▶ [Task to complete] Extract all lines in the data that contain the word "object".
Supplied material: Begin
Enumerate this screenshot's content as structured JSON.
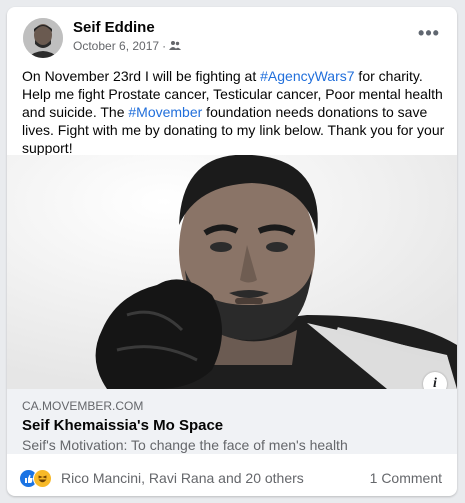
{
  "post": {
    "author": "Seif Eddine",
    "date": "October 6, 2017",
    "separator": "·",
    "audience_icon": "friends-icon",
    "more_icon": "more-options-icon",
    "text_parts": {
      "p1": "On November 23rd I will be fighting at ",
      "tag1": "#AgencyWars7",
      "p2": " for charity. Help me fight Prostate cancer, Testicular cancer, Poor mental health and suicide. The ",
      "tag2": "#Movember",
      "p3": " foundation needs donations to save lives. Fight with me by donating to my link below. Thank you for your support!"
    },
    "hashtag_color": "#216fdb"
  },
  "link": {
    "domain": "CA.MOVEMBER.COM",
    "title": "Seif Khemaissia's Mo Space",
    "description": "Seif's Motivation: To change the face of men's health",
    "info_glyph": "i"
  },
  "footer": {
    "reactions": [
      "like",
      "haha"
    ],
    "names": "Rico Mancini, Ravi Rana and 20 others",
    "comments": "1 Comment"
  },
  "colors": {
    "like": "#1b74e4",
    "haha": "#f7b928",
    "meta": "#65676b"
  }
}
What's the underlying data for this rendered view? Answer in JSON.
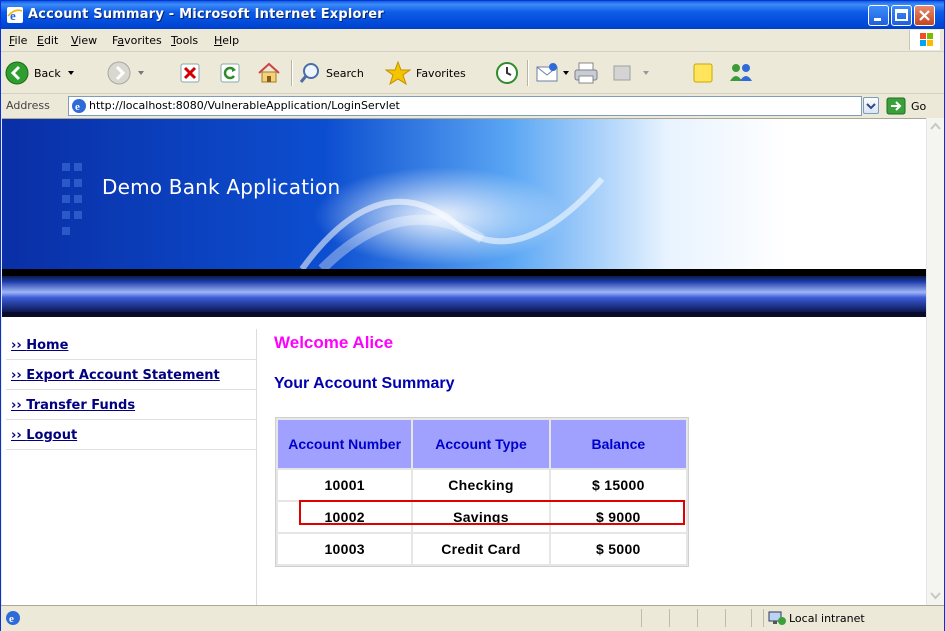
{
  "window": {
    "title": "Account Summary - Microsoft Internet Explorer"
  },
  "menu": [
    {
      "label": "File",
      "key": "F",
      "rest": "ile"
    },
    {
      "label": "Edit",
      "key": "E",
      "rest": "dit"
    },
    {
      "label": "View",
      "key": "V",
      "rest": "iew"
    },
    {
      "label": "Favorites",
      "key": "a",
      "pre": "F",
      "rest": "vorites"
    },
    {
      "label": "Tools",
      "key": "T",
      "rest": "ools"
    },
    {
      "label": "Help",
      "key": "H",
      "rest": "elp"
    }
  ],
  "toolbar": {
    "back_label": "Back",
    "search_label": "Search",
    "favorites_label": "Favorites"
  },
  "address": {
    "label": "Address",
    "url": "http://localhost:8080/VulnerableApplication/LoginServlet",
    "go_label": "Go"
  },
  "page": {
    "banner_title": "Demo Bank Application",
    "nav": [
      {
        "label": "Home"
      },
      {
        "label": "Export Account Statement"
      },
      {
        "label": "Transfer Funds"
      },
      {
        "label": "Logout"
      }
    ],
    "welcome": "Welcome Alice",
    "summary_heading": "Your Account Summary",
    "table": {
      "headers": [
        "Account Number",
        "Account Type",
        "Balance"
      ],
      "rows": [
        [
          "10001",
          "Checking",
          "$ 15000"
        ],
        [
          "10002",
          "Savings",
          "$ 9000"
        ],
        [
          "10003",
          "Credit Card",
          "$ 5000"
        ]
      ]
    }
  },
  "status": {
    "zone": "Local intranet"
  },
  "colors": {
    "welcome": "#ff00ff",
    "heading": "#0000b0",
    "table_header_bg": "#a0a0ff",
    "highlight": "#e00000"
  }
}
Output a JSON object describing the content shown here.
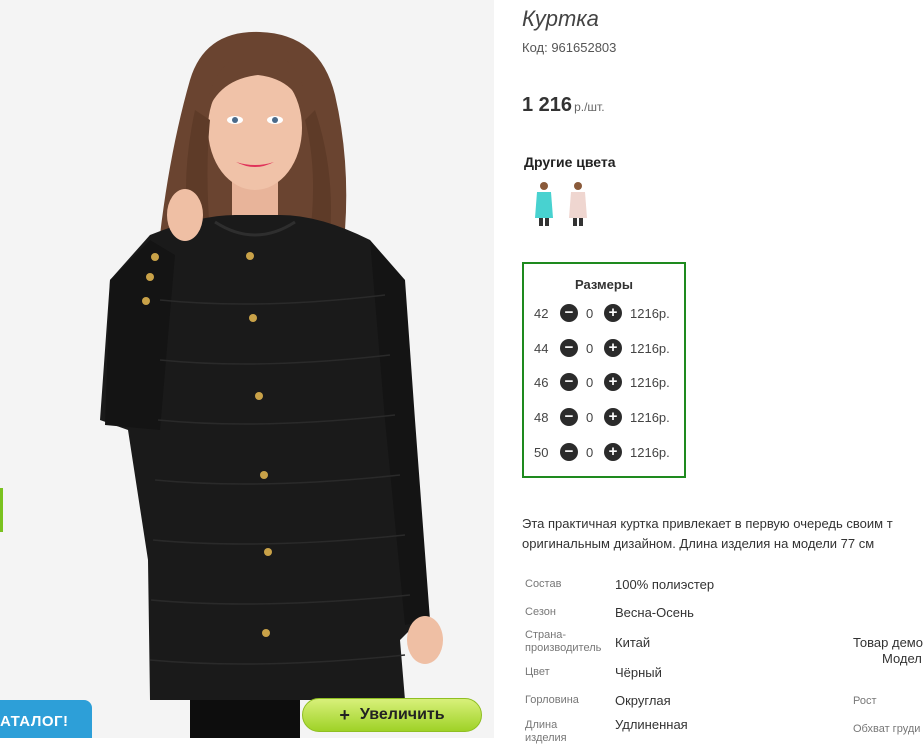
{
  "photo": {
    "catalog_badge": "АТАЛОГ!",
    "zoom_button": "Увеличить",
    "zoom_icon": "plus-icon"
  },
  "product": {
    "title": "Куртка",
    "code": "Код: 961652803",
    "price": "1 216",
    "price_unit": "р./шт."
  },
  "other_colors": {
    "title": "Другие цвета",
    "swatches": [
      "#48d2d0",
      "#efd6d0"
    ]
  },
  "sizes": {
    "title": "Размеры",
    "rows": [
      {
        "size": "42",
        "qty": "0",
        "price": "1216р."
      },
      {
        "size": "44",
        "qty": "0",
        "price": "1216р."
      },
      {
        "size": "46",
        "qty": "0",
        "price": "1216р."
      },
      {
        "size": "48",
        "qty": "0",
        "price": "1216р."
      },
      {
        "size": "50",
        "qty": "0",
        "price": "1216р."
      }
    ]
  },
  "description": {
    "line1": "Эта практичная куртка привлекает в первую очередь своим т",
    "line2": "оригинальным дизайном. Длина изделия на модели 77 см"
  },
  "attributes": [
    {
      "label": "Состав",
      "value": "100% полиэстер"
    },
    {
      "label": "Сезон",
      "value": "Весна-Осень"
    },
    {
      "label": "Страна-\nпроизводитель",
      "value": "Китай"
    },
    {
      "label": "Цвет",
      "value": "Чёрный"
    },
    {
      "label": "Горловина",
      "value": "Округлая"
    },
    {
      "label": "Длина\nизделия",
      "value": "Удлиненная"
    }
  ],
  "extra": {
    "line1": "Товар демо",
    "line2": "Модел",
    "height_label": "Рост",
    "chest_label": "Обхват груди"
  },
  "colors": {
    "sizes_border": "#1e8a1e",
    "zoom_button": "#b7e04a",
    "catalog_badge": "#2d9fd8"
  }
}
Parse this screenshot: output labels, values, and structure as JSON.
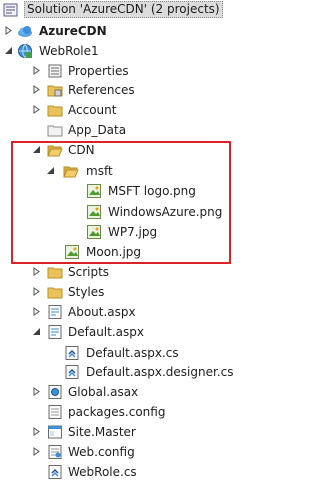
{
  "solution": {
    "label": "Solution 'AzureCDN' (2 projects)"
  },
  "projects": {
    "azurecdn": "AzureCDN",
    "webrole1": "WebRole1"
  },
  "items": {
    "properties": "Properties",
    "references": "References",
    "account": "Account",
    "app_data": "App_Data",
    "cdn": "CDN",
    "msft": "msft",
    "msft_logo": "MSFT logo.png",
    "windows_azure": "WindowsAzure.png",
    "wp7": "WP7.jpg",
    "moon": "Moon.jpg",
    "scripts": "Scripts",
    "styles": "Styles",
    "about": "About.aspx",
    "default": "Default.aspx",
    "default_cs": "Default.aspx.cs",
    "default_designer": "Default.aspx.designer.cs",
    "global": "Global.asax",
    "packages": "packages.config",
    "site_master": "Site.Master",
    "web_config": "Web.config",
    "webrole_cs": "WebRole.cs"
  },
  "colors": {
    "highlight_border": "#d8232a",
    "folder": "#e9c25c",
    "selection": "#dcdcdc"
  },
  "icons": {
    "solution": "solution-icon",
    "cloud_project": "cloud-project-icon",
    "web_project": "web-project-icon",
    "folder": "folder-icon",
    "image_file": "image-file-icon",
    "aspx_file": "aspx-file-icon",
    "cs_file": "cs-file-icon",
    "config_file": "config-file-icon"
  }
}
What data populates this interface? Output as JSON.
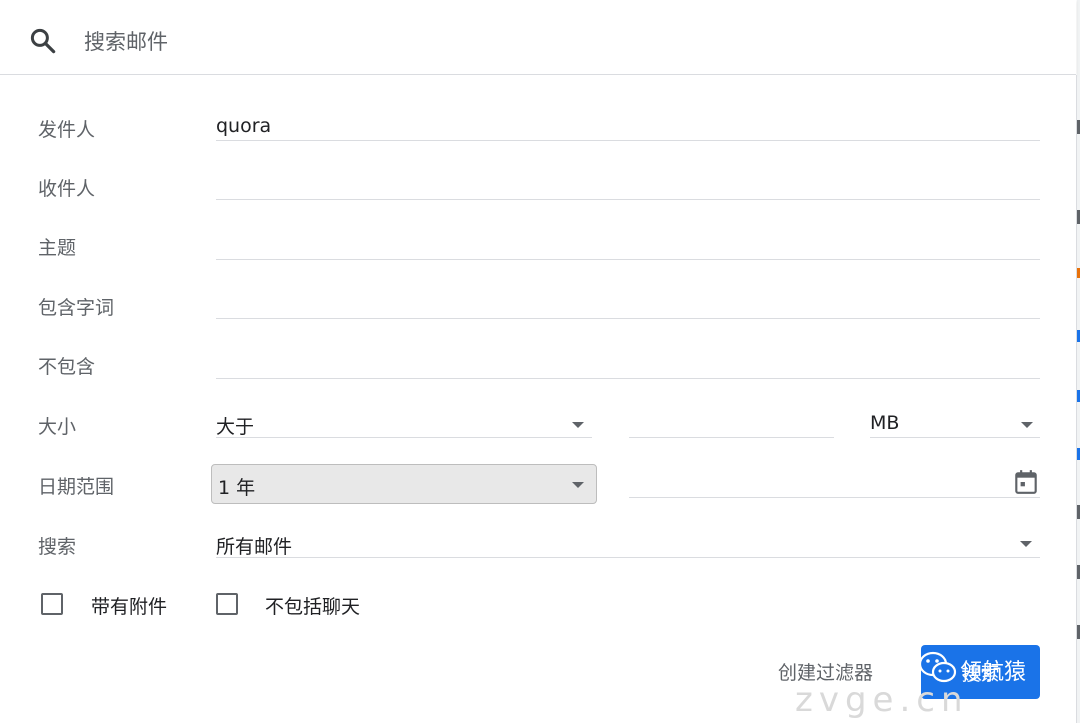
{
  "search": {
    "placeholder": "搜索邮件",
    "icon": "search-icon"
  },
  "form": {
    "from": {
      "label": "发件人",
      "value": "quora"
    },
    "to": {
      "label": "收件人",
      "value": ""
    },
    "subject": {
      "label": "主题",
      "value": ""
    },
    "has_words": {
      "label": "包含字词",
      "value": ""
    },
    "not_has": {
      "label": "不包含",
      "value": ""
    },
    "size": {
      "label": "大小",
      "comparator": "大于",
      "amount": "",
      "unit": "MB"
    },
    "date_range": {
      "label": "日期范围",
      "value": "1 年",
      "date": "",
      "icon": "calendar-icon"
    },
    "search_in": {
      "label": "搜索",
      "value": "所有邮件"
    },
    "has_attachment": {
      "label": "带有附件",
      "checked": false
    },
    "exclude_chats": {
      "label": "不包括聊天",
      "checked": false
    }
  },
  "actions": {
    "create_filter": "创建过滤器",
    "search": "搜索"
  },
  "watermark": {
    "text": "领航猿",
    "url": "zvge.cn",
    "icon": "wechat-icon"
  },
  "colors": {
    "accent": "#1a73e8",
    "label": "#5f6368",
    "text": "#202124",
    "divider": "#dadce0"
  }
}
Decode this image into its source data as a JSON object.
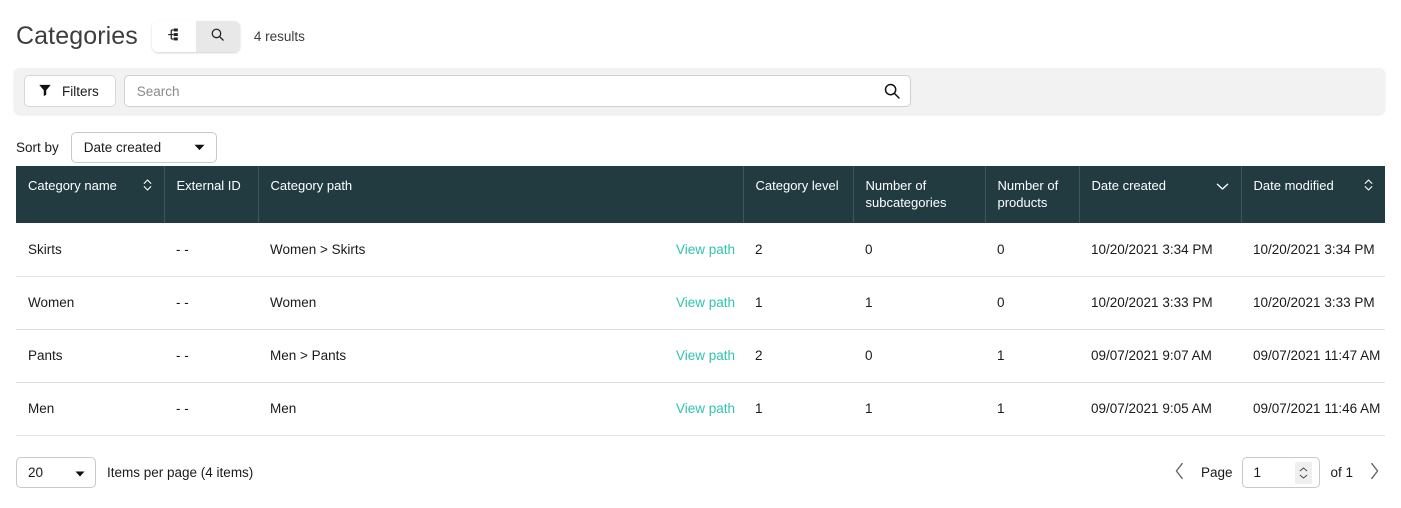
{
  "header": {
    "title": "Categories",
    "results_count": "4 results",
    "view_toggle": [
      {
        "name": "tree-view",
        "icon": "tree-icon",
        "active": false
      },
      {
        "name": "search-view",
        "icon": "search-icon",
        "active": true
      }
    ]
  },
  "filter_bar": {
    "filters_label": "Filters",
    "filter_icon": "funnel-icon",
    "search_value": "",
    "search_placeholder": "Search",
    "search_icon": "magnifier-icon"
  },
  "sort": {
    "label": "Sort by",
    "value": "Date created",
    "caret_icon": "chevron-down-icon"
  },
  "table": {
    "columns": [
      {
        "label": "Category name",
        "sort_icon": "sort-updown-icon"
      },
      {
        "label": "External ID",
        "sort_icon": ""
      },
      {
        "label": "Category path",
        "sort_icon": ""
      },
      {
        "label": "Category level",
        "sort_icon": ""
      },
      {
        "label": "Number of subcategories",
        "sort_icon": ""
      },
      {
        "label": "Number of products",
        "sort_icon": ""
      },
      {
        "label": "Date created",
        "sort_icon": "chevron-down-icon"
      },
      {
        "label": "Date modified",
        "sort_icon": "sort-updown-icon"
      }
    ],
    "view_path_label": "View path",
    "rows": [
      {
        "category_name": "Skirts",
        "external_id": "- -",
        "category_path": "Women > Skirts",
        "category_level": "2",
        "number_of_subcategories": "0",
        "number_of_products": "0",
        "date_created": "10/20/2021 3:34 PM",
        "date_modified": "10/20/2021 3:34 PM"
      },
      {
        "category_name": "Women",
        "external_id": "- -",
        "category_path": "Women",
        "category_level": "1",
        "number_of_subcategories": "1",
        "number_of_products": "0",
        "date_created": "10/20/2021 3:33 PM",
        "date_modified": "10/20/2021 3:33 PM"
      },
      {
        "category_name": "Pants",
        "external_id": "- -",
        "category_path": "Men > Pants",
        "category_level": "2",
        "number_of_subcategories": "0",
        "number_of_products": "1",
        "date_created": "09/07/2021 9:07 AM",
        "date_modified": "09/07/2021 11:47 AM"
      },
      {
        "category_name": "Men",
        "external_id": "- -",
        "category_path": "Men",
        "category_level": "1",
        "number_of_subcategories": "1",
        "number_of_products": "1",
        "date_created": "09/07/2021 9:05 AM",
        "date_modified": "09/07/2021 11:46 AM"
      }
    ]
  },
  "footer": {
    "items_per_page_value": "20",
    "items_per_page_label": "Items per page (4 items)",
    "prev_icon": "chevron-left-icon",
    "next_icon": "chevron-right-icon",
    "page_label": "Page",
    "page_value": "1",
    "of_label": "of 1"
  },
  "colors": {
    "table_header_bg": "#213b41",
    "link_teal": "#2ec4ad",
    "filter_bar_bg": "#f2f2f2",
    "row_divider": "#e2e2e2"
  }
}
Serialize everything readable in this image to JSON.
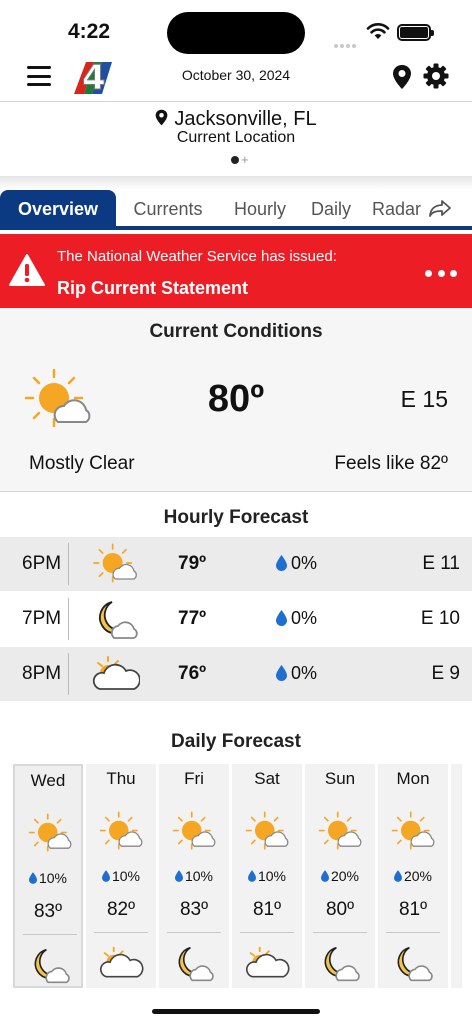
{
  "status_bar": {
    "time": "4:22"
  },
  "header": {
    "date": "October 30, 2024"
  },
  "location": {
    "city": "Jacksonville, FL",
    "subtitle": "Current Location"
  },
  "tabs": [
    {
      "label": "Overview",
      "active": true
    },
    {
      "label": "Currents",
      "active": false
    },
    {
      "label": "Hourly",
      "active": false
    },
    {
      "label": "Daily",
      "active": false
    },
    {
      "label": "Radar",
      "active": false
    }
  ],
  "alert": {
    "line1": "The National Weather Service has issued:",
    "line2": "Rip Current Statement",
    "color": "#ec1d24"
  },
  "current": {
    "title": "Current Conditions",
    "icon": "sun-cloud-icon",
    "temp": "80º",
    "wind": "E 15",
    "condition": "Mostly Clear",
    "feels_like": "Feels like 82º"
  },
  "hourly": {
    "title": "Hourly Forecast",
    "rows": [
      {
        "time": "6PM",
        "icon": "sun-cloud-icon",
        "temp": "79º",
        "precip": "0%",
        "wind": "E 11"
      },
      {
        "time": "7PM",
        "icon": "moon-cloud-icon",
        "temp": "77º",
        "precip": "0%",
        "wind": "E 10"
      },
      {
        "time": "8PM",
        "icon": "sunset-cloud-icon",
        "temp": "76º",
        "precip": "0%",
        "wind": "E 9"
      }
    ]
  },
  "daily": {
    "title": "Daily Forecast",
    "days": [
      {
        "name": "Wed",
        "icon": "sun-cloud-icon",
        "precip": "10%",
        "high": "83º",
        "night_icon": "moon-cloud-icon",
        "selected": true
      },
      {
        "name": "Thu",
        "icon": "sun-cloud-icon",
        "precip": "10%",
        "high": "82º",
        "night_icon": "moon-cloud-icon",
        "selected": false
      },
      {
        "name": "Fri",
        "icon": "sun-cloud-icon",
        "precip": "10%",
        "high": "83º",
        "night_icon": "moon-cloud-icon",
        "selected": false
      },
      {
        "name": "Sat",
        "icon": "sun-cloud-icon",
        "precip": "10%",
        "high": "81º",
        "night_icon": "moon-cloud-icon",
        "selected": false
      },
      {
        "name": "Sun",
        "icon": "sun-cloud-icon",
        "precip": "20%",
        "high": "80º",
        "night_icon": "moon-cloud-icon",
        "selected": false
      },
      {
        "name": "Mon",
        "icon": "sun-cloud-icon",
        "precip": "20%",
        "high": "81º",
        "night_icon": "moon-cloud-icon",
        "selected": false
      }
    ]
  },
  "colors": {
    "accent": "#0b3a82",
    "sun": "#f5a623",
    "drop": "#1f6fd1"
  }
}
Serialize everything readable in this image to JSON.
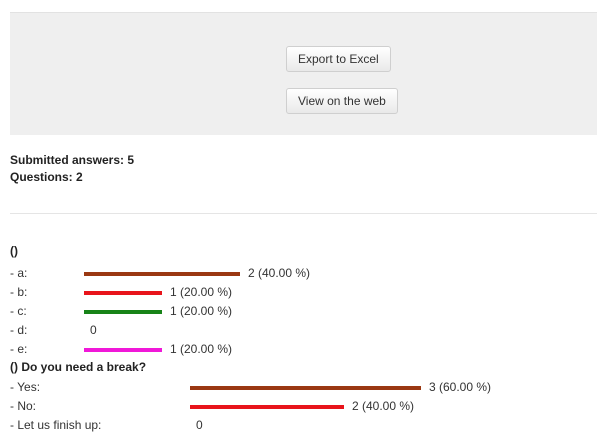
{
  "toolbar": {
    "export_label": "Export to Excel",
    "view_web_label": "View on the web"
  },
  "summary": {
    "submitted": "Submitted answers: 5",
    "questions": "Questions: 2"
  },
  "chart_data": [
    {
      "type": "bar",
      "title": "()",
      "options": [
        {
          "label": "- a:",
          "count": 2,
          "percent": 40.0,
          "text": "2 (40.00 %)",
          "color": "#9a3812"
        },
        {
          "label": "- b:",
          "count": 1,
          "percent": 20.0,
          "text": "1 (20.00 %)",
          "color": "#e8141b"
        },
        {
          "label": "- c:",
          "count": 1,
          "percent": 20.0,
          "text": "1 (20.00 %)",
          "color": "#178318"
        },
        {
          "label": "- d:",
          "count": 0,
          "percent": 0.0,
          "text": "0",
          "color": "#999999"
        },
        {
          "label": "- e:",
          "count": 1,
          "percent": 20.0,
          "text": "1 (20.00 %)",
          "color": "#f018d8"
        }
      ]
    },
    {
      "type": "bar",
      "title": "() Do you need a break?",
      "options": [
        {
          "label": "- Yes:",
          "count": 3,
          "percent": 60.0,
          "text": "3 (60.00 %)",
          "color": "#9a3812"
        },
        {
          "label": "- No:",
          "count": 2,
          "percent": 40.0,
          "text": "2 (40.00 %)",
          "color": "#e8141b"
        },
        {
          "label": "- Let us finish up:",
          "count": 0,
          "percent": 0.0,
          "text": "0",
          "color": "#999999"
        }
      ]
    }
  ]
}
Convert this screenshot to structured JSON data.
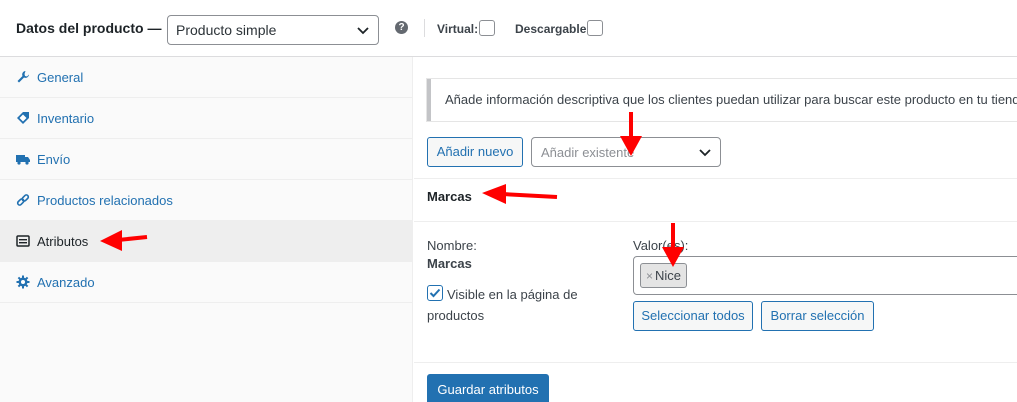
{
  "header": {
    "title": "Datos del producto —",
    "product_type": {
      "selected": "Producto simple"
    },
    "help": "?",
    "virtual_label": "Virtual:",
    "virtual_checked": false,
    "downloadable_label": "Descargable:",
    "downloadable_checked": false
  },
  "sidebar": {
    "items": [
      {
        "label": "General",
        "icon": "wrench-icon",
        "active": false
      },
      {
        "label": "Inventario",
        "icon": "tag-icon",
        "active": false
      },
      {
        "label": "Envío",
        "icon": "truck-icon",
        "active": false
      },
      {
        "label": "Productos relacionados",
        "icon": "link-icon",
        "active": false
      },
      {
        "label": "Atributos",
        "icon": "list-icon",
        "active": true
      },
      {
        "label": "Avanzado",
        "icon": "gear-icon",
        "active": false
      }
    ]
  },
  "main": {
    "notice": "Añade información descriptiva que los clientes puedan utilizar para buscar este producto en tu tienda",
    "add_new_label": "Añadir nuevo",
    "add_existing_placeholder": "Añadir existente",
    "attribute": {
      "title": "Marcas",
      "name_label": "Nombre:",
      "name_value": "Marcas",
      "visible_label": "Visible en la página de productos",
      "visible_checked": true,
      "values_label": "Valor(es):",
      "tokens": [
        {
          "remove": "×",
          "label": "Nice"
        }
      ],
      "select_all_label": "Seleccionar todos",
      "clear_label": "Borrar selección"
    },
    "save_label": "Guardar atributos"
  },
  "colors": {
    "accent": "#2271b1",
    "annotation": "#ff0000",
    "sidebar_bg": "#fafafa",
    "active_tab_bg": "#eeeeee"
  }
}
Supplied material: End
▶ [Written response]
Output a JSON object describing the content shown here.
Decode this image into its source data as a JSON object.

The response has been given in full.